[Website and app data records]
--*--
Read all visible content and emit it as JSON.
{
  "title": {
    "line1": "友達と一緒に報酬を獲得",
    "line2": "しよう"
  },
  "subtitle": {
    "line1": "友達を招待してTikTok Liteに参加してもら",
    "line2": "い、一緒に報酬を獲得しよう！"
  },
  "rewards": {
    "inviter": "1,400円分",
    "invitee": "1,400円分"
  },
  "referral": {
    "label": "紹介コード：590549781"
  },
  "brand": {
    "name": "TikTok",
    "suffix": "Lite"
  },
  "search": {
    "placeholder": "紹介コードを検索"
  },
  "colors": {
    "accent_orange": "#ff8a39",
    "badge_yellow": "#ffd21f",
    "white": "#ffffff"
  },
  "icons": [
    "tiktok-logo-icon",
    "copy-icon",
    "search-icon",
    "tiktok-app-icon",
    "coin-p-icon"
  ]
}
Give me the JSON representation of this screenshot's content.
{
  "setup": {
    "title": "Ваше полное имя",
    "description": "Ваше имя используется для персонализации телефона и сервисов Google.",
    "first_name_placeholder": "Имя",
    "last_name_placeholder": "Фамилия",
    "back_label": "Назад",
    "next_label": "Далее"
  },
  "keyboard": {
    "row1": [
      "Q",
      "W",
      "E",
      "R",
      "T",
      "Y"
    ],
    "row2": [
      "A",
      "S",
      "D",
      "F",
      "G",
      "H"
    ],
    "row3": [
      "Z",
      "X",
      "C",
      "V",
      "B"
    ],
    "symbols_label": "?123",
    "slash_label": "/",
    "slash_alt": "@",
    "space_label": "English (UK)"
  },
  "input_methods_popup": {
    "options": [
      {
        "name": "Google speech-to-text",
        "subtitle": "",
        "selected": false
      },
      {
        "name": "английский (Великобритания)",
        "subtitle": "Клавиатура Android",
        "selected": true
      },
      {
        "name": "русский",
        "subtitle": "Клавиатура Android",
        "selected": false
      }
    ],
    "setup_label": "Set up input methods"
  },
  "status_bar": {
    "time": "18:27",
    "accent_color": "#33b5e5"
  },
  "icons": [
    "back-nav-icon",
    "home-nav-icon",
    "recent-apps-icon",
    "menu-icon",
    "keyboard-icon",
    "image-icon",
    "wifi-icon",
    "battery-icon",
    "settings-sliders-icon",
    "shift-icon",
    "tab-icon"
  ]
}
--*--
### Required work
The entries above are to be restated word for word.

### Answer to this problem
Read all visible content and emit it as JSON.
{
  "title": {
    "line1": "友達と一緒に報酬を獲得",
    "line2": "しよう"
  },
  "subtitle": {
    "line1": "友達を招待してTikTok Liteに参加してもら",
    "line2": "い、一緒に報酬を獲得しよう！"
  },
  "rewards": {
    "inviter": "1,400円分",
    "invitee": "1,400円分"
  },
  "referral": {
    "label": "紹介コード：590549781"
  },
  "brand": {
    "name": "TikTok",
    "suffix": "Lite"
  },
  "search": {
    "placeholder": "紹介コードを検索"
  },
  "colors": {
    "accent_orange": "#ff8a39",
    "badge_yellow": "#ffd21f",
    "white": "#ffffff"
  },
  "icons": [
    "tiktok-logo-icon",
    "copy-icon",
    "search-icon",
    "tiktok-app-icon",
    "coin-p-icon"
  ]
}
Give me the JSON representation of this screenshot's content.
{
  "setup": {
    "title": "Ваше полное имя",
    "description": "Ваше имя используется для персонализации телефона и сервисов Google.",
    "first_name_placeholder": "Имя",
    "last_name_placeholder": "Фамилия",
    "back_label": "Назад",
    "next_label": "Далее"
  },
  "keyboard": {
    "row1": [
      "Q",
      "W",
      "E",
      "R",
      "T",
      "Y"
    ],
    "row2": [
      "A",
      "S",
      "D",
      "F",
      "G",
      "H"
    ],
    "row3": [
      "Z",
      "X",
      "C",
      "V",
      "B"
    ],
    "symbols_label": "?123",
    "slash_label": "/",
    "slash_alt": "@",
    "space_label": "English (UK)"
  },
  "input_methods_popup": {
    "options": [
      {
        "name": "Google speech-to-text",
        "subtitle": "",
        "selected": false
      },
      {
        "name": "английский (Великобритания)",
        "subtitle": "Клавиатура Android",
        "selected": true
      },
      {
        "name": "русский",
        "subtitle": "Клавиатура Android",
        "selected": false
      }
    ],
    "setup_label": "Set up input methods"
  },
  "status_bar": {
    "time": "18:27",
    "accent_color": "#33b5e5"
  },
  "icons": [
    "back-nav-icon",
    "home-nav-icon",
    "recent-apps-icon",
    "menu-icon",
    "keyboard-icon",
    "image-icon",
    "wifi-icon",
    "battery-icon",
    "settings-sliders-icon",
    "shift-icon",
    "tab-icon"
  ]
}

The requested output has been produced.